James Birtwisle made a settlement in 1594 (fn. 25) and died in 1597 holding his estate in Huncoat as before, and leaving his son John to inherit, he being then forty years of age. (fn. 26) John Birtwisle had married Dorothy sister of Thomas Worthington of Blainscough, (fn. 27) a union which probably explains the religion of their descendants if it does not show that of John himself. (fn. 28) John Birtwisle in 1614 made a settlement of his capital messuage in Huncoat, with remainder to his son and heir Thomas and four daughters. (fn. 29) He died in 1617, leaving Thomas, then nineteen years of age, to inherit the family estate. (fn. 30) Thomas Birtwisle in or about 1621 married Margaret daughter of Thomas Clayton, late of Church, (fn. 31) and about 1630 compounded by an annual fine of £10 for the two-thirds of his estate liable to sequestration for recusancy; his mother Dorothy at the same time compounded for £4. (fn. 32) His lands were, however, sequestered under the Commonwealth for his recusancy and delinquency, (fn. 33) and though he protested that he had never borne arms against the Parliament (fn. 34) they were at last declared forfeit and sold. (fn. 35) He survived his troubles and recorded a pedigree in 1664, (fn. 36) but the Birtwisles afterwards disappear from view, (fn. 37) and it is not clear what became of their estate. Huncoat Hall was in 1825 the property of Mr. Foot, but before 1839 had been acquired by the Towneleys, from whom it came to the present owner, the Earl of Abingdon. (fn. 38)
The Banastres of Altham held land in Huncoat of the king in socage. (fn. 39) Edmund Townley of Greenfield held half a messuage in 1598, but the tenure was not recorded. (fn. 40) John Ormerod of Huncoat in 1631 paid £10 for having refused knighthood. (fn. 41) Only a few other references to the township have been noticed. (fn. 42)

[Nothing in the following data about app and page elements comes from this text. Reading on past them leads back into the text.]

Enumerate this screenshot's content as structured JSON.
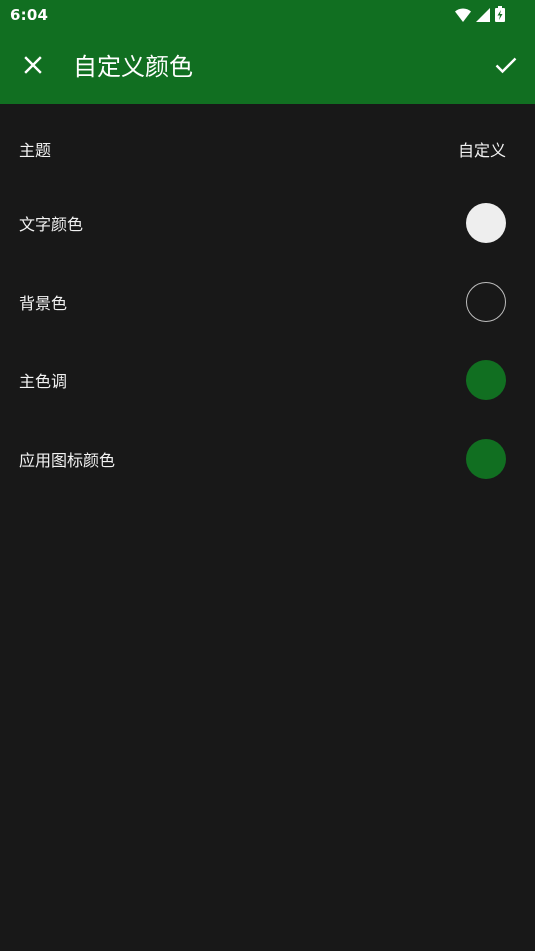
{
  "status_bar": {
    "time": "6:04",
    "bg": "#116f21"
  },
  "app_bar": {
    "title": "自定义颜色",
    "close_icon": "close-icon",
    "confirm_icon": "check-icon"
  },
  "settings": [
    {
      "label": "主题",
      "value": "自定义"
    },
    {
      "label": "文字颜色",
      "swatch_color": "#eeeeee"
    },
    {
      "label": "背景色",
      "swatch_color": "#181818"
    },
    {
      "label": "主色调",
      "swatch_color": "#116f21"
    },
    {
      "label": "应用图标颜色",
      "swatch_color": "#116f21"
    }
  ],
  "colors": {
    "accent": "#116f21",
    "background": "#181818",
    "text": "#f2f2f2"
  }
}
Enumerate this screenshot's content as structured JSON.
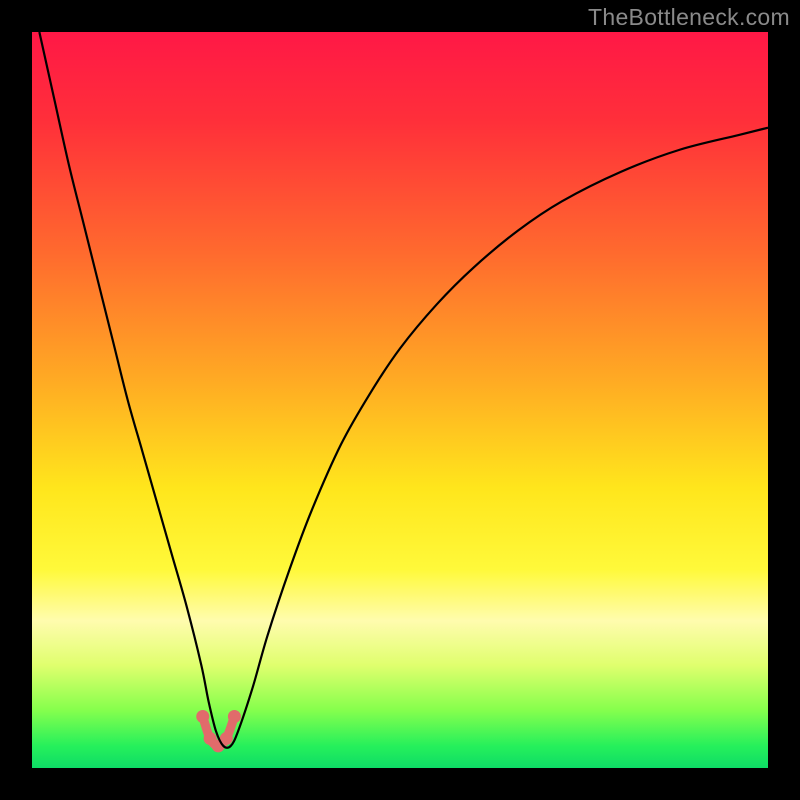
{
  "watermark": "TheBottleneck.com",
  "chart_data": {
    "type": "line",
    "title": "",
    "xlabel": "",
    "ylabel": "",
    "xlim": [
      0,
      100
    ],
    "ylim": [
      0,
      100
    ],
    "gradient_stops": [
      {
        "offset": 0,
        "color": "#ff1846"
      },
      {
        "offset": 0.12,
        "color": "#ff2f3a"
      },
      {
        "offset": 0.3,
        "color": "#ff6a2e"
      },
      {
        "offset": 0.48,
        "color": "#ffad23"
      },
      {
        "offset": 0.62,
        "color": "#ffe61c"
      },
      {
        "offset": 0.73,
        "color": "#fff93a"
      },
      {
        "offset": 0.8,
        "color": "#fffcae"
      },
      {
        "offset": 0.86,
        "color": "#e0ff6e"
      },
      {
        "offset": 0.92,
        "color": "#88ff4d"
      },
      {
        "offset": 0.97,
        "color": "#26f05b"
      },
      {
        "offset": 1.0,
        "color": "#0edc66"
      }
    ],
    "series": [
      {
        "name": "bottleneck-curve",
        "color": "#000000",
        "x": [
          1,
          3,
          5,
          7,
          9,
          11,
          13,
          15,
          17,
          19,
          21,
          23,
          24,
          25,
          26,
          27,
          28,
          30,
          32,
          35,
          38,
          42,
          46,
          50,
          55,
          60,
          66,
          72,
          80,
          88,
          96,
          100
        ],
        "y": [
          100,
          91,
          82,
          74,
          66,
          58,
          50,
          43,
          36,
          29,
          22,
          14,
          9,
          5,
          3,
          3,
          5,
          11,
          18,
          27,
          35,
          44,
          51,
          57,
          63,
          68,
          73,
          77,
          81,
          84,
          86,
          87
        ]
      }
    ],
    "marker_points": {
      "color": "#e16b6b",
      "stroke_width": 9,
      "x": [
        23.2,
        24.2,
        25.3,
        26.4,
        27.5
      ],
      "y": [
        7.0,
        4.0,
        3.0,
        4.0,
        7.0
      ]
    }
  }
}
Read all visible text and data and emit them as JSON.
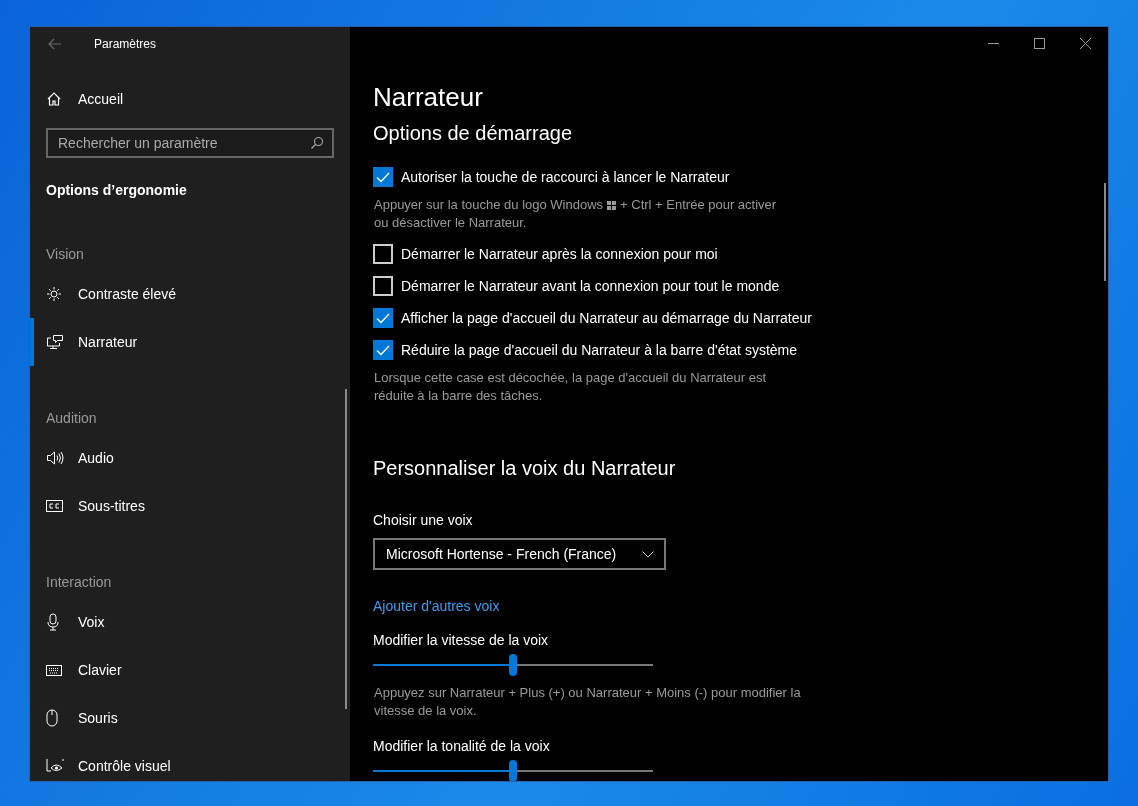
{
  "window": {
    "title": "Paramètres"
  },
  "sidebar": {
    "home": "Accueil",
    "search": {
      "placeholder": "Rechercher un paramètre"
    },
    "heading": "Options d’ergonomie",
    "groups": [
      {
        "label": "Vision",
        "items": [
          {
            "label": "Contraste élevé",
            "kind": "sun",
            "selected": false
          },
          {
            "label": "Narrateur",
            "kind": "narrator",
            "selected": true
          }
        ]
      },
      {
        "label": "Audition",
        "items": [
          {
            "label": "Audio",
            "kind": "speaker",
            "selected": false
          },
          {
            "label": "Sous-titres",
            "kind": "captions",
            "selected": false
          }
        ]
      },
      {
        "label": "Interaction",
        "items": [
          {
            "label": "Voix",
            "kind": "microphone",
            "selected": false
          },
          {
            "label": "Clavier",
            "kind": "keyboard",
            "selected": false
          },
          {
            "label": "Souris",
            "kind": "mouse",
            "selected": false
          },
          {
            "label": "Contrôle visuel",
            "kind": "eye",
            "selected": false
          }
        ]
      }
    ]
  },
  "page": {
    "title": "Narrateur",
    "startup": {
      "heading": "Options de démarrage",
      "options": [
        {
          "label": "Autoriser la touche de raccourci à lancer le Narrateur",
          "checked": true,
          "hint": [
            [
              {
                "kind": "text",
                "text": "Appuyer sur la touche du logo Windows"
              },
              {
                "kind": "windows-logo"
              },
              {
                "kind": "text",
                "text": "+ Ctrl + Entrée pour activer"
              }
            ],
            [
              {
                "kind": "text",
                "text": "ou désactiver le Narrateur."
              }
            ]
          ]
        },
        {
          "label": "Démarrer le Narrateur après la connexion pour moi",
          "checked": false
        },
        {
          "label": "Démarrer le Narrateur avant la connexion pour tout le monde",
          "checked": false
        },
        {
          "label": "Afficher la page d'accueil du Narrateur au démarrage du Narrateur",
          "checked": true
        },
        {
          "label": "Réduire la page d'accueil du Narrateur à la barre d'état système",
          "checked": true,
          "hint": [
            [
              {
                "kind": "text",
                "text": "Lorsque cette case est décochée, la page d'accueil du Narrateur est"
              }
            ],
            [
              {
                "kind": "text",
                "text": "réduite à la barre des tâches."
              }
            ]
          ]
        }
      ]
    },
    "voice": {
      "heading": "Personnaliser la voix du Narrateur",
      "choose_label": "Choisir une voix",
      "voice_value": "Microsoft Hortense - French (France)",
      "link": "Ajouter d'autres voix",
      "sliders": [
        {
          "label": "Modifier la vitesse de la voix",
          "level": 0.5,
          "hint": "Appuyez sur Narrateur + Plus (+) ou Narrateur + Moins (-) pour modifier la vitesse de la voix."
        },
        {
          "label": "Modifier la tonalité de la voix",
          "level": 0.5
        }
      ]
    }
  }
}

The Subsidy Rolls show the following owners of land: 1524, Matthew Jackson and the wife of Oliver Birtwisle; 1543, George Birtwisle, Christopher Jackson and the widow of Nicholas Grimshaw; 1600, John Birtwisle, John Jackson and Janet his mother; 1626, Thomas Birtwisle and his mother (both convicted recusants) and Christopher Jackson. (fn. 43) Thomas Birtwisle's house had seven hearths liable to the tax in 1666, another house had four and two had three; the total number for the township was thirty-seven hearths. (fn. 44) The chief contributors to the land tax in 1787 were Mrs. Chadwick and Messrs. Brewer and Carus. (fn. 45)
St. Augustine's mission church was built in 1886 as a chapel of ease to Church.
The Wesleyan Methodists have a chapel, built in 1844 and rebuilt 1869, (fn. 46) and the Baptists also have one, dating from 1817–18, and rebuilt in 1871. (fn. 47)